- TASK REQUIREMENTS:
In this exercise, the data must be written out exactly.

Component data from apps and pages

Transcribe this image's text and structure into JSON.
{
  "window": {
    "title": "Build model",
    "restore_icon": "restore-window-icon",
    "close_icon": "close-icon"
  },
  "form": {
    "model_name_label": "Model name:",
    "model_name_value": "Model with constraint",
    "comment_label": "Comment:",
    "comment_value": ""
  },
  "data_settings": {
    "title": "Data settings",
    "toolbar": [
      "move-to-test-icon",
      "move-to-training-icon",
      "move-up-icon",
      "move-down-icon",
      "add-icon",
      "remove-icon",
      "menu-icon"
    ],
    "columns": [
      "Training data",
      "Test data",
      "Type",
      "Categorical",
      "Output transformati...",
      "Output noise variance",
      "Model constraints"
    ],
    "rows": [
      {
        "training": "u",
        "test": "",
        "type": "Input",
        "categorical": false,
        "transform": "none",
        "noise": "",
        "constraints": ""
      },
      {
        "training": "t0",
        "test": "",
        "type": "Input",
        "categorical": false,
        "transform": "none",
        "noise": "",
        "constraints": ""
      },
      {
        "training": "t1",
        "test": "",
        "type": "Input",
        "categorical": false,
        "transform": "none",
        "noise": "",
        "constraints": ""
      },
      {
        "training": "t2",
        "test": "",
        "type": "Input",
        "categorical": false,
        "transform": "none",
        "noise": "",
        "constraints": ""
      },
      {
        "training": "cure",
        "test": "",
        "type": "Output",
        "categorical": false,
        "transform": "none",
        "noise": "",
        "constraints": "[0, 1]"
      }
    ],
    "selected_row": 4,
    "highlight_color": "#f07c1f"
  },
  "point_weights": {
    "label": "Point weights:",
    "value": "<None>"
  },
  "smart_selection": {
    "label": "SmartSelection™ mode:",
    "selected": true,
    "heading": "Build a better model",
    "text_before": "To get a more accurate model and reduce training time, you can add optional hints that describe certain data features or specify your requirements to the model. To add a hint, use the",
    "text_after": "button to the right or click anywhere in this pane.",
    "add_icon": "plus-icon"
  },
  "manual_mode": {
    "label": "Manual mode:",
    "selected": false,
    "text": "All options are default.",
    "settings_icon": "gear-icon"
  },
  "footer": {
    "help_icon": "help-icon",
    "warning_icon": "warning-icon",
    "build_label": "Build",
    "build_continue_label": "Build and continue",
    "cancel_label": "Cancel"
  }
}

- RESPONSE:
Transcribe this image's text and structure into JSON.
{
  "window": {
    "title": "Build model",
    "restore_icon": "restore-window-icon",
    "close_icon": "close-icon"
  },
  "form": {
    "model_name_label": "Model name:",
    "model_name_value": "Model with constraint",
    "comment_label": "Comment:",
    "comment_value": ""
  },
  "data_settings": {
    "title": "Data settings",
    "toolbar": [
      "move-to-test-icon",
      "move-to-training-icon",
      "move-up-icon",
      "move-down-icon",
      "add-icon",
      "remove-icon",
      "menu-icon"
    ],
    "columns": [
      "Training data",
      "Test data",
      "Type",
      "Categorical",
      "Output transformati...",
      "Output noise variance",
      "Model constraints"
    ],
    "rows": [
      {
        "training": "u",
        "test": "",
        "type": "Input",
        "categorical": false,
        "transform": "none",
        "noise": "",
        "constraints": ""
      },
      {
        "training": "t0",
        "test": "",
        "type": "Input",
        "categorical": false,
        "transform": "none",
        "noise": "",
        "constraints": ""
      },
      {
        "training": "t1",
        "test": "",
        "type": "Input",
        "categorical": false,
        "transform": "none",
        "noise": "",
        "constraints": ""
      },
      {
        "training": "t2",
        "test": "",
        "type": "Input",
        "categorical": false,
        "transform": "none",
        "noise": "",
        "constraints": ""
      },
      {
        "training": "cure",
        "test": "",
        "type": "Output",
        "categorical": false,
        "transform": "none",
        "noise": "",
        "constraints": "[0, 1]"
      }
    ],
    "selected_row": 4,
    "highlight_color": "#f07c1f"
  },
  "point_weights": {
    "label": "Point weights:",
    "value": "<None>"
  },
  "smart_selection": {
    "label": "SmartSelection™ mode:",
    "selected": true,
    "heading": "Build a better model",
    "text_before": "To get a more accurate model and reduce training time, you can add optional hints that describe certain data features or specify your requirements to the model. To add a hint, use the",
    "text_after": "button to the right or click anywhere in this pane.",
    "add_icon": "plus-icon"
  },
  "manual_mode": {
    "label": "Manual mode:",
    "selected": false,
    "text": "All options are default.",
    "settings_icon": "gear-icon"
  },
  "footer": {
    "help_icon": "help-icon",
    "warning_icon": "warning-icon",
    "build_label": "Build",
    "build_continue_label": "Build and continue",
    "cancel_label": "Cancel"
  }
}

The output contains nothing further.